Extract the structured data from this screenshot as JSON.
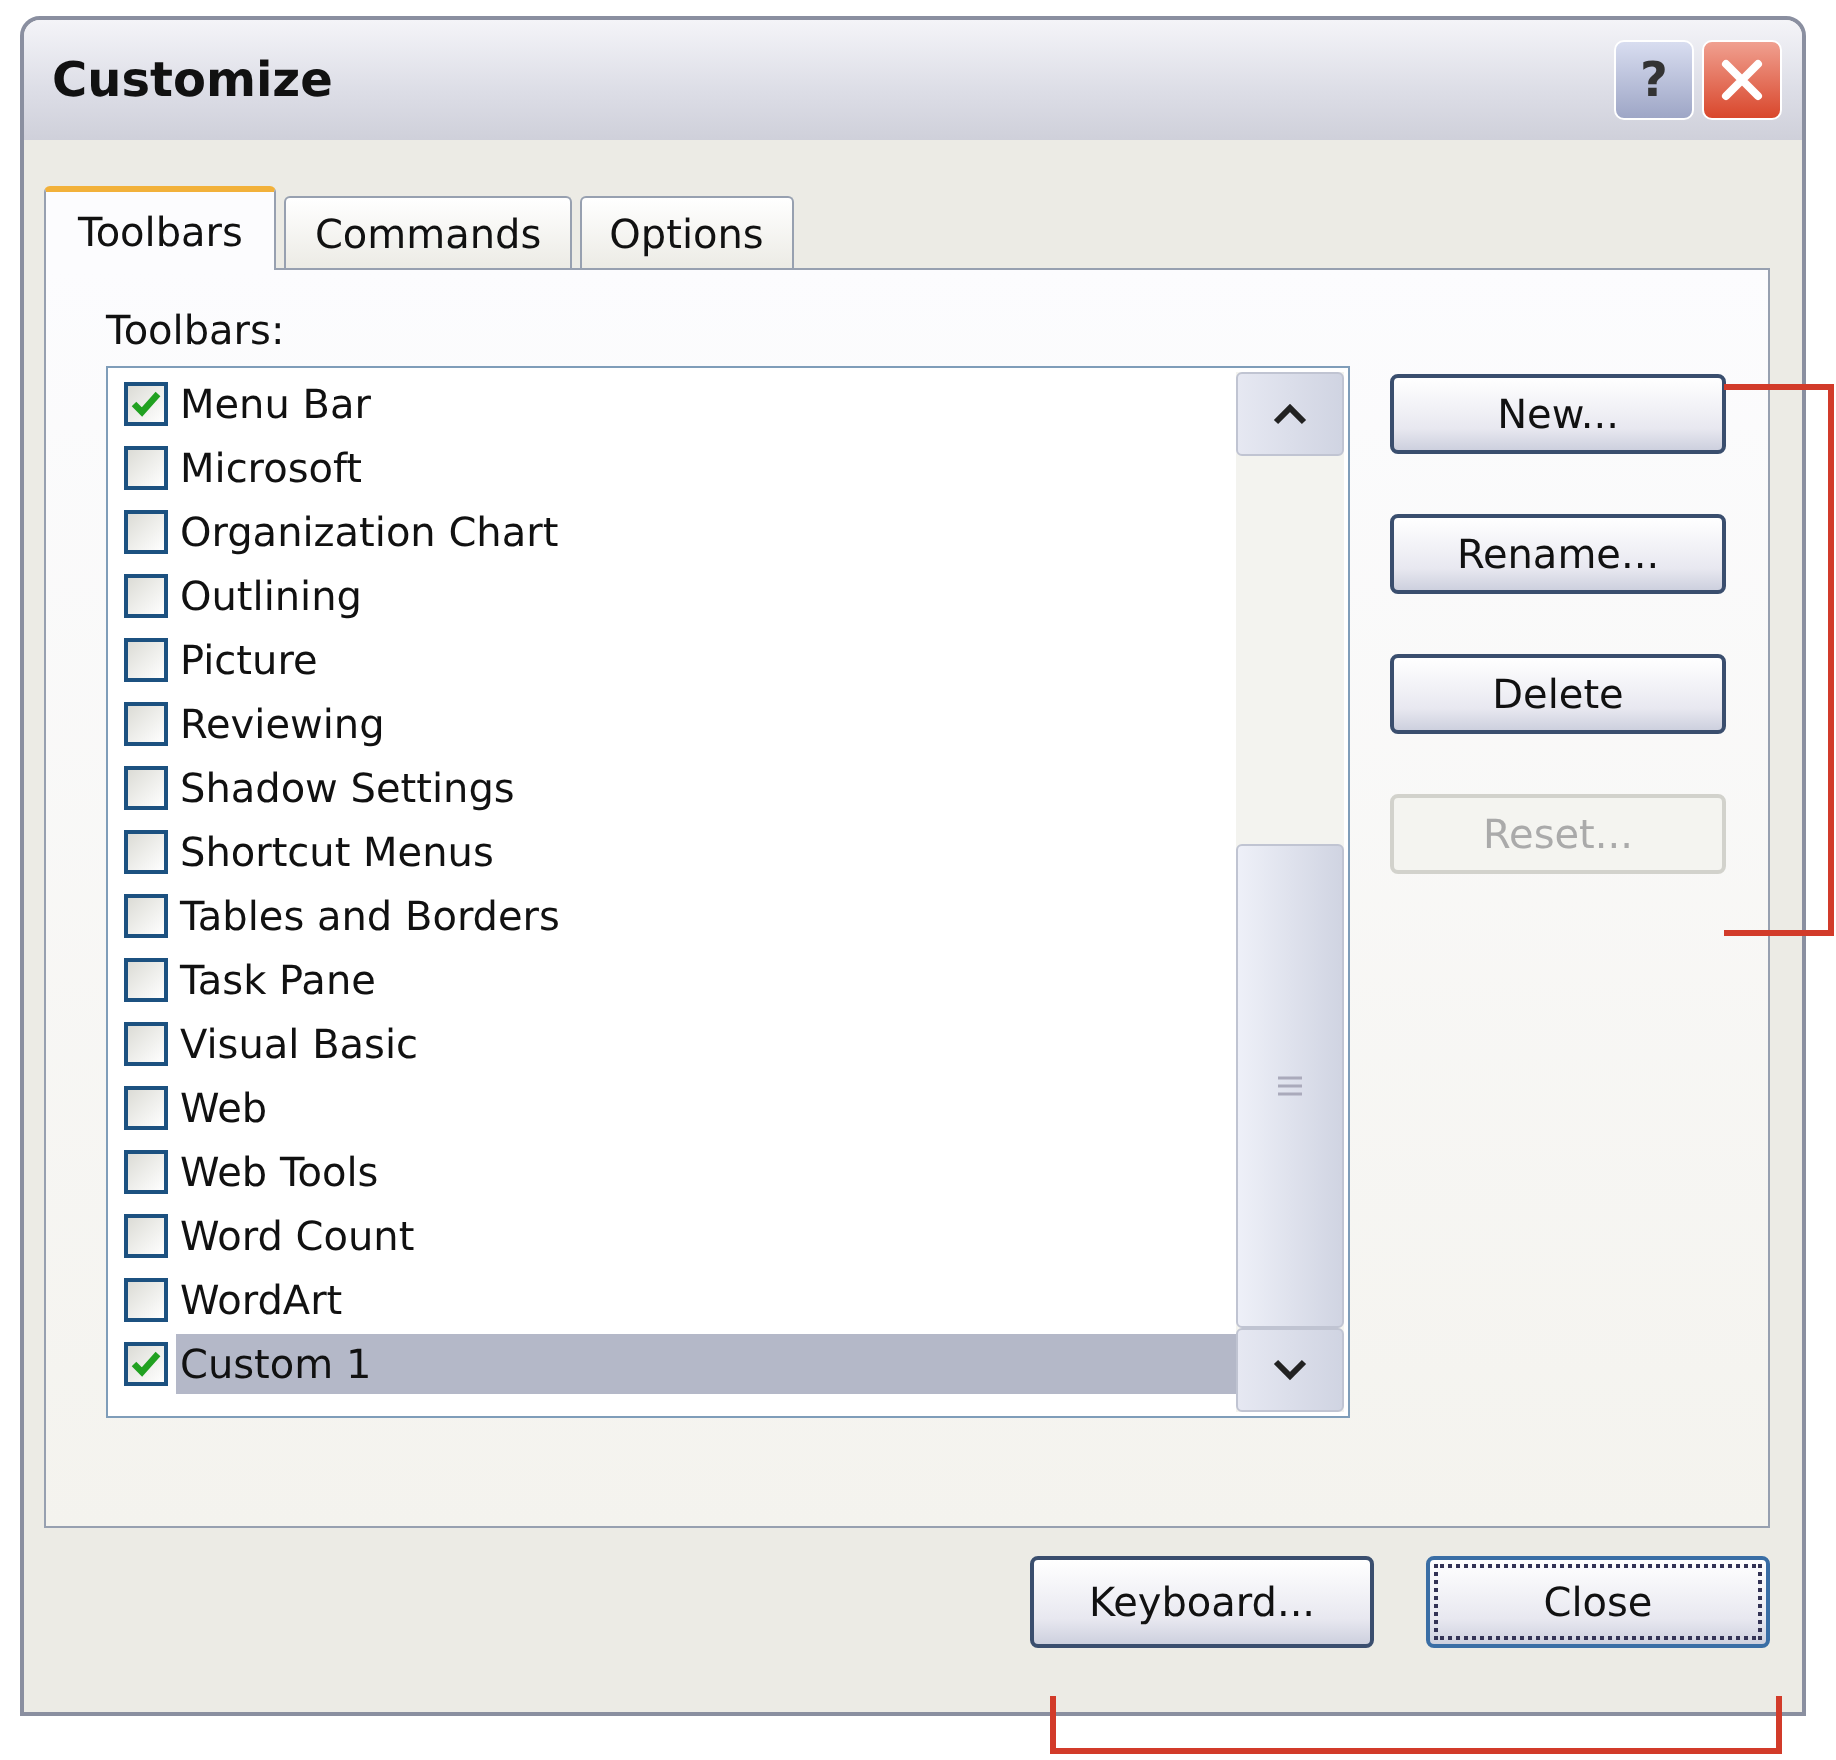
{
  "window": {
    "title": "Customize",
    "help_button": "?"
  },
  "tabs": [
    {
      "label": "Toolbars",
      "selected": true
    },
    {
      "label": "Commands",
      "selected": false
    },
    {
      "label": "Options",
      "selected": false
    }
  ],
  "list_label": {
    "text": "Toolbars:"
  },
  "toolbars": [
    {
      "label": "Menu Bar",
      "checked": true,
      "selected": false
    },
    {
      "label": "Microsoft",
      "checked": false,
      "selected": false
    },
    {
      "label": "Organization Chart",
      "checked": false,
      "selected": false
    },
    {
      "label": "Outlining",
      "checked": false,
      "selected": false
    },
    {
      "label": "Picture",
      "checked": false,
      "selected": false
    },
    {
      "label": "Reviewing",
      "checked": false,
      "selected": false
    },
    {
      "label": "Shadow Settings",
      "checked": false,
      "selected": false
    },
    {
      "label": "Shortcut Menus",
      "checked": false,
      "selected": false
    },
    {
      "label": "Tables and Borders",
      "checked": false,
      "selected": false
    },
    {
      "label": "Task Pane",
      "checked": false,
      "selected": false
    },
    {
      "label": "Visual Basic",
      "checked": false,
      "selected": false
    },
    {
      "label": "Web",
      "checked": false,
      "selected": false
    },
    {
      "label": "Web Tools",
      "checked": false,
      "selected": false
    },
    {
      "label": "Word Count",
      "checked": false,
      "selected": false
    },
    {
      "label": "WordArt",
      "checked": false,
      "selected": false
    },
    {
      "label": "Custom 1",
      "checked": true,
      "selected": true
    }
  ],
  "side_buttons": [
    {
      "label": "New...",
      "disabled": false
    },
    {
      "label": "Rename...",
      "disabled": false
    },
    {
      "label": "Delete",
      "disabled": false
    },
    {
      "label": "Reset...",
      "disabled": true
    }
  ],
  "footer_buttons": [
    {
      "label": "Keyboard...",
      "focused": false
    },
    {
      "label": "Close",
      "focused": true
    }
  ],
  "callout_brackets": {
    "right": true,
    "bottom": true
  }
}
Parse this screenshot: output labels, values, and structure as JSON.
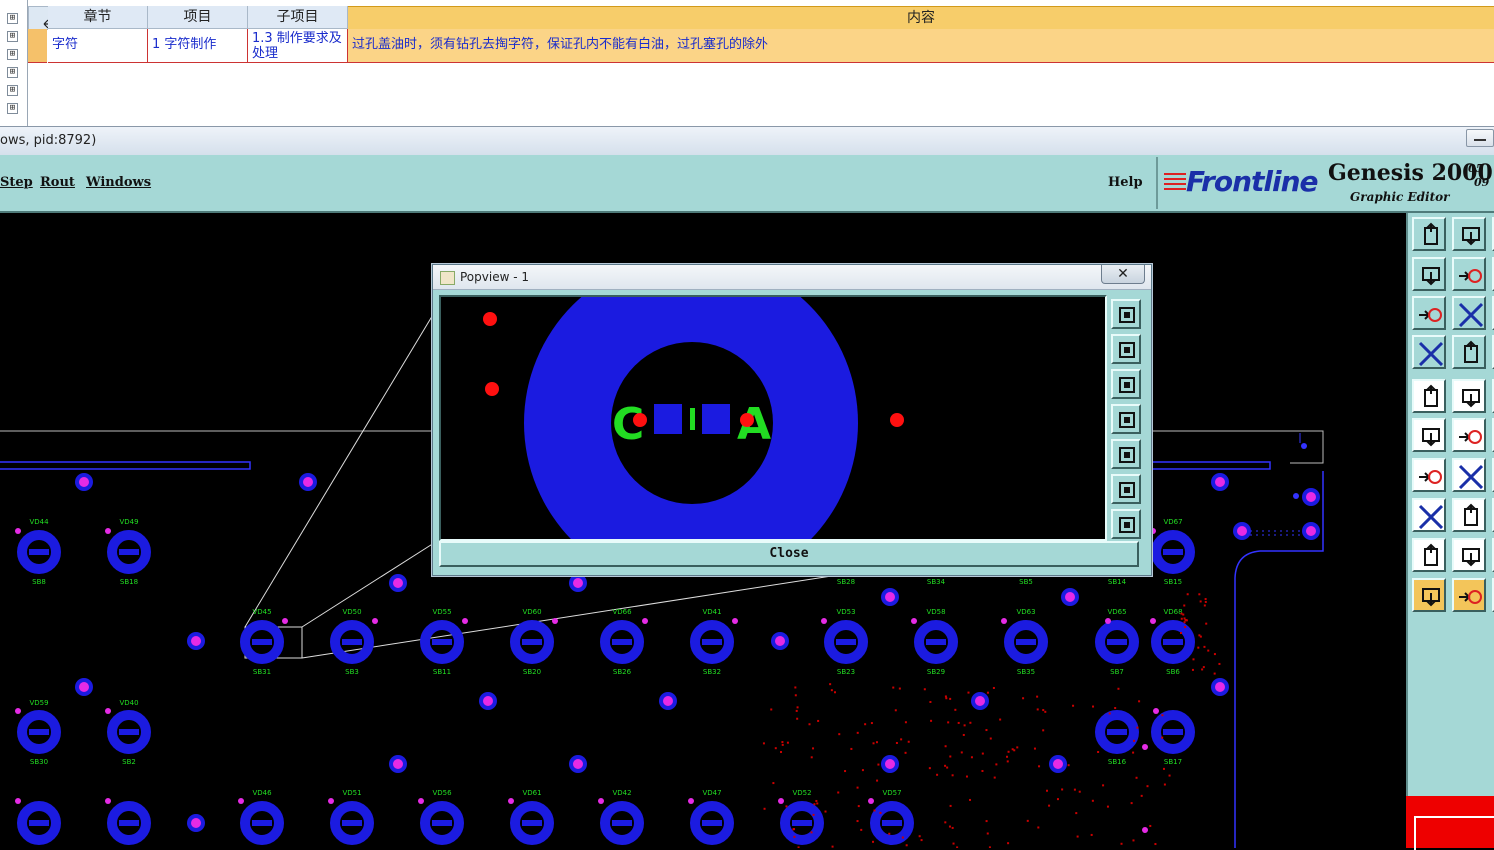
{
  "grid": {
    "headers": {
      "chapter": "章节",
      "item": "项目",
      "subitem": "子项目",
      "content": "内容"
    },
    "row": {
      "chapter": "字符",
      "item": "1 字符制作",
      "subitem": "1.3 制作要求及处理",
      "content": "过孔盖油时，须有钻孔去掏字符，保证孔内不能有白油，过孔塞孔的除外"
    },
    "expander_glyph": "⊞"
  },
  "window": {
    "title": "ows, pid:8792)"
  },
  "menu": {
    "step": "Step",
    "rout": "Rout",
    "windows": "Windows",
    "help": "Help"
  },
  "logo": {
    "brand": "Frontline",
    "product": "Genesis 2000",
    "version_top": "05",
    "version_bottom": "09",
    "subtitle": "Graphic Editor"
  },
  "popview": {
    "title": "Popview - 1",
    "close_x": "✕",
    "close_label": "Close",
    "letter_left": "C",
    "letter_right": "A"
  },
  "pcb": {
    "labels_row1": [
      "VD44",
      "VD49",
      "VD67"
    ],
    "labels_row1_bottom": [
      "SB8",
      "SB18",
      "SB28",
      "SB34",
      "SB5",
      "SB14",
      "SB15"
    ],
    "labels_row2": [
      "VD45",
      "VD50",
      "VD55",
      "VD60",
      "VD66",
      "VD41",
      "VD53",
      "VD58",
      "VD63",
      "VD65",
      "VD68"
    ],
    "labels_row2_bottom": [
      "SB31",
      "SB3",
      "SB11",
      "SB20",
      "SB26",
      "SB32",
      "SB23",
      "SB29",
      "SB35",
      "SB7",
      "SB6"
    ],
    "labels_row3": [
      "VD59",
      "VD40"
    ],
    "labels_row3_bottom": [
      "SB30",
      "SB2",
      "SB16",
      "SB17"
    ],
    "labels_row4": [
      "VD46",
      "VD51",
      "VD56",
      "VD61",
      "VD42",
      "VD47",
      "VD52",
      "VD57"
    ],
    "colors": {
      "pad": "#1b1be0",
      "via": "#e52be5",
      "label": "#22dd22",
      "drill": "#ff1010"
    }
  }
}
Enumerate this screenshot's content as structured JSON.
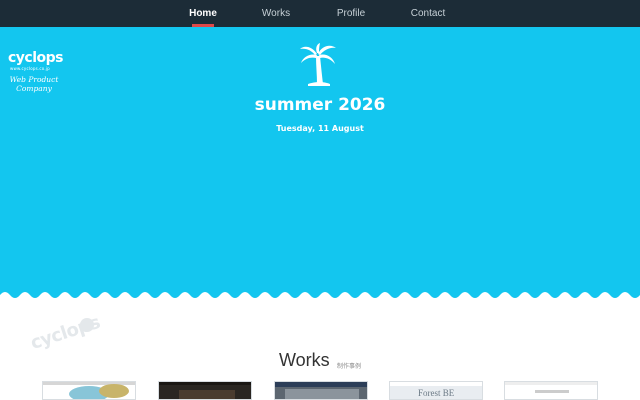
{
  "nav": {
    "items": [
      {
        "label": "Home",
        "active": true
      },
      {
        "label": "Works",
        "active": false
      },
      {
        "label": "Profile",
        "active": false
      },
      {
        "label": "Contact",
        "active": false
      }
    ]
  },
  "brand": {
    "name": "cyclops",
    "url": "www.cyclops.co.jp",
    "tagline": "Web Product Company"
  },
  "hero": {
    "icon": "palm-tree-icon",
    "season": "summer 2026",
    "date": "Tuesday, 11 August"
  },
  "watermark": {
    "text": "cyclops"
  },
  "works": {
    "title": "Works",
    "subtitle": "制作事例",
    "thumbnails": [
      {
        "name": "work-thumbnail-1"
      },
      {
        "name": "work-thumbnail-2"
      },
      {
        "name": "work-thumbnail-3"
      },
      {
        "name": "work-thumbnail-4",
        "text": "Forest BE"
      },
      {
        "name": "work-thumbnail-5"
      }
    ]
  },
  "colors": {
    "nav_bg": "#1c2c37",
    "hero_bg": "#13c6ef",
    "active_indicator": "#e04848"
  }
}
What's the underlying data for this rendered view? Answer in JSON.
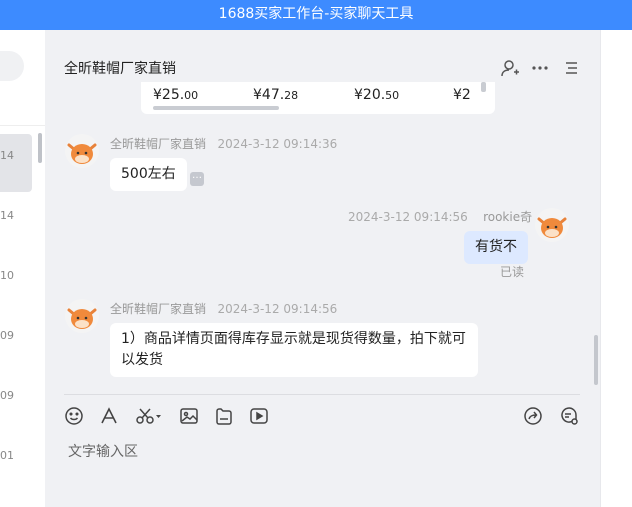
{
  "window": {
    "title": "1688买家工作台-买家聊天工具"
  },
  "left_list": {
    "times": [
      "14",
      "14",
      "10",
      "09",
      "09",
      "01"
    ]
  },
  "chat": {
    "title": "全昕鞋帽厂家直销",
    "header_icons": [
      "add-contact-icon",
      "more-icon",
      "menu-icon"
    ]
  },
  "product_card": {
    "prices": [
      {
        "main": "¥25.",
        "cents": "00"
      },
      {
        "main": "¥47.",
        "cents": "28"
      },
      {
        "main": "¥20.",
        "cents": "50"
      },
      {
        "main": "¥2",
        "cents": ""
      }
    ]
  },
  "messages": [
    {
      "sender": "全昕鞋帽厂家直销",
      "time": "2024-3-12 09:14:36",
      "text": "500左右",
      "side": "left"
    },
    {
      "sender": "rookie奇",
      "time": "2024-3-12 09:14:56",
      "text": "有货不",
      "side": "right",
      "status": "已读"
    },
    {
      "sender": "全昕鞋帽厂家直销",
      "time": "2024-3-12 09:14:56",
      "text": "1）商品详情页面得库存显示就是现货得数量，拍下就可以发货",
      "side": "left"
    }
  ],
  "toolbar": {
    "icons": [
      "emoji-icon",
      "font-icon",
      "scissors-icon",
      "image-icon",
      "file-icon",
      "video-icon",
      "share-icon",
      "quick-reply-icon"
    ]
  },
  "input": {
    "placeholder": "文字输入区"
  },
  "colors": {
    "titlebar": "#3d8bff",
    "my_bubble": "#dde9ff"
  }
}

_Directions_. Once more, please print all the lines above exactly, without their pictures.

_Response box_.
Extract the structured data from this screenshot as JSON.
{
  "window": {
    "title": "Customize",
    "help_button": "?"
  },
  "tabs": [
    {
      "label": "Toolbars",
      "selected": true
    },
    {
      "label": "Commands",
      "selected": false
    },
    {
      "label": "Options",
      "selected": false
    }
  ],
  "list_label": {
    "text": "Toolbars:"
  },
  "toolbars": [
    {
      "label": "Menu Bar",
      "checked": true,
      "selected": false
    },
    {
      "label": "Microsoft",
      "checked": false,
      "selected": false
    },
    {
      "label": "Organization Chart",
      "checked": false,
      "selected": false
    },
    {
      "label": "Outlining",
      "checked": false,
      "selected": false
    },
    {
      "label": "Picture",
      "checked": false,
      "selected": false
    },
    {
      "label": "Reviewing",
      "checked": false,
      "selected": false
    },
    {
      "label": "Shadow Settings",
      "checked": false,
      "selected": false
    },
    {
      "label": "Shortcut Menus",
      "checked": false,
      "selected": false
    },
    {
      "label": "Tables and Borders",
      "checked": false,
      "selected": false
    },
    {
      "label": "Task Pane",
      "checked": false,
      "selected": false
    },
    {
      "label": "Visual Basic",
      "checked": false,
      "selected": false
    },
    {
      "label": "Web",
      "checked": false,
      "selected": false
    },
    {
      "label": "Web Tools",
      "checked": false,
      "selected": false
    },
    {
      "label": "Word Count",
      "checked": false,
      "selected": false
    },
    {
      "label": "WordArt",
      "checked": false,
      "selected": false
    },
    {
      "label": "Custom 1",
      "checked": true,
      "selected": true
    }
  ],
  "side_buttons": [
    {
      "label": "New...",
      "disabled": false
    },
    {
      "label": "Rename...",
      "disabled": false
    },
    {
      "label": "Delete",
      "disabled": false
    },
    {
      "label": "Reset...",
      "disabled": true
    }
  ],
  "footer_buttons": [
    {
      "label": "Keyboard...",
      "focused": false
    },
    {
      "label": "Close",
      "focused": true
    }
  ],
  "callout_brackets": {
    "right": true,
    "bottom": true
  }
}
Parse this screenshot: output labels, values, and structure as JSON.
{
  "grid": {
    "headers": {
      "chapter": "章节",
      "item": "项目",
      "subitem": "子项目",
      "content": "内容"
    },
    "row": {
      "chapter": "字符",
      "item": "1 字符制作",
      "subitem": "1.3 制作要求及处理",
      "content": "过孔盖油时，须有钻孔去掏字符，保证孔内不能有白油，过孔塞孔的除外"
    },
    "expander_glyph": "⊞"
  },
  "window": {
    "title": "ows, pid:8792)"
  },
  "menu": {
    "step": "Step",
    "rout": "Rout",
    "windows": "Windows",
    "help": "Help"
  },
  "logo": {
    "brand": "Frontline",
    "product": "Genesis 2000",
    "version_top": "05",
    "version_bottom": "09",
    "subtitle": "Graphic Editor"
  },
  "popview": {
    "title": "Popview - 1",
    "close_x": "✕",
    "close_label": "Close",
    "letter_left": "C",
    "letter_right": "A"
  },
  "pcb": {
    "labels_row1": [
      "VD44",
      "VD49",
      "VD67"
    ],
    "labels_row1_bottom": [
      "SB8",
      "SB18",
      "SB28",
      "SB34",
      "SB5",
      "SB14",
      "SB15"
    ],
    "labels_row2": [
      "VD45",
      "VD50",
      "VD55",
      "VD60",
      "VD66",
      "VD41",
      "VD53",
      "VD58",
      "VD63",
      "VD65",
      "VD68"
    ],
    "labels_row2_bottom": [
      "SB31",
      "SB3",
      "SB11",
      "SB20",
      "SB26",
      "SB32",
      "SB23",
      "SB29",
      "SB35",
      "SB7",
      "SB6"
    ],
    "labels_row3": [
      "VD59",
      "VD40"
    ],
    "labels_row3_bottom": [
      "SB30",
      "SB2",
      "SB16",
      "SB17"
    ],
    "labels_row4": [
      "VD46",
      "VD51",
      "VD56",
      "VD61",
      "VD42",
      "VD47",
      "VD52",
      "VD57"
    ],
    "colors": {
      "pad": "#1b1be0",
      "via": "#e52be5",
      "label": "#22dd22",
      "drill": "#ff1010"
    }
  }
}
Enumerate this screenshot's content as structured JSON.
{
  "nav": {
    "items": [
      {
        "label": "Home",
        "active": true
      },
      {
        "label": "Works",
        "active": false
      },
      {
        "label": "Profile",
        "active": false
      },
      {
        "label": "Contact",
        "active": false
      }
    ]
  },
  "brand": {
    "name": "cyclops",
    "url": "www.cyclops.co.jp",
    "tagline": "Web Product Company"
  },
  "hero": {
    "icon": "palm-tree-icon",
    "season": "summer 2026",
    "date": "Tuesday, 11 August"
  },
  "watermark": {
    "text": "cyclops"
  },
  "works": {
    "title": "Works",
    "subtitle": "制作事例",
    "thumbnails": [
      {
        "name": "work-thumbnail-1"
      },
      {
        "name": "work-thumbnail-2"
      },
      {
        "name": "work-thumbnail-3"
      },
      {
        "name": "work-thumbnail-4",
        "text": "Forest BE"
      },
      {
        "name": "work-thumbnail-5"
      }
    ]
  },
  "colors": {
    "nav_bg": "#1c2c37",
    "hero_bg": "#13c6ef",
    "active_indicator": "#e04848"
  }
}
What's the underlying data for this rendered view? Answer in JSON.
{
  "window": {
    "title": "1688买家工作台-买家聊天工具"
  },
  "left_list": {
    "times": [
      "14",
      "14",
      "10",
      "09",
      "09",
      "01"
    ]
  },
  "chat": {
    "title": "全昕鞋帽厂家直销",
    "header_icons": [
      "add-contact-icon",
      "more-icon",
      "menu-icon"
    ]
  },
  "product_card": {
    "prices": [
      {
        "main": "¥25.",
        "cents": "00"
      },
      {
        "main": "¥47.",
        "cents": "28"
      },
      {
        "main": "¥20.",
        "cents": "50"
      },
      {
        "main": "¥2",
        "cents": ""
      }
    ]
  },
  "messages": [
    {
      "sender": "全昕鞋帽厂家直销",
      "time": "2024-3-12 09:14:36",
      "text": "500左右",
      "side": "left"
    },
    {
      "sender": "rookie奇",
      "time": "2024-3-12 09:14:56",
      "text": "有货不",
      "side": "right",
      "status": "已读"
    },
    {
      "sender": "全昕鞋帽厂家直销",
      "time": "2024-3-12 09:14:56",
      "text": "1）商品详情页面得库存显示就是现货得数量，拍下就可以发货",
      "side": "left"
    }
  ],
  "toolbar": {
    "icons": [
      "emoji-icon",
      "font-icon",
      "scissors-icon",
      "image-icon",
      "file-icon",
      "video-icon",
      "share-icon",
      "quick-reply-icon"
    ]
  },
  "input": {
    "placeholder": "文字输入区"
  },
  "colors": {
    "titlebar": "#3d8bff",
    "my_bubble": "#dde9ff"
  }
}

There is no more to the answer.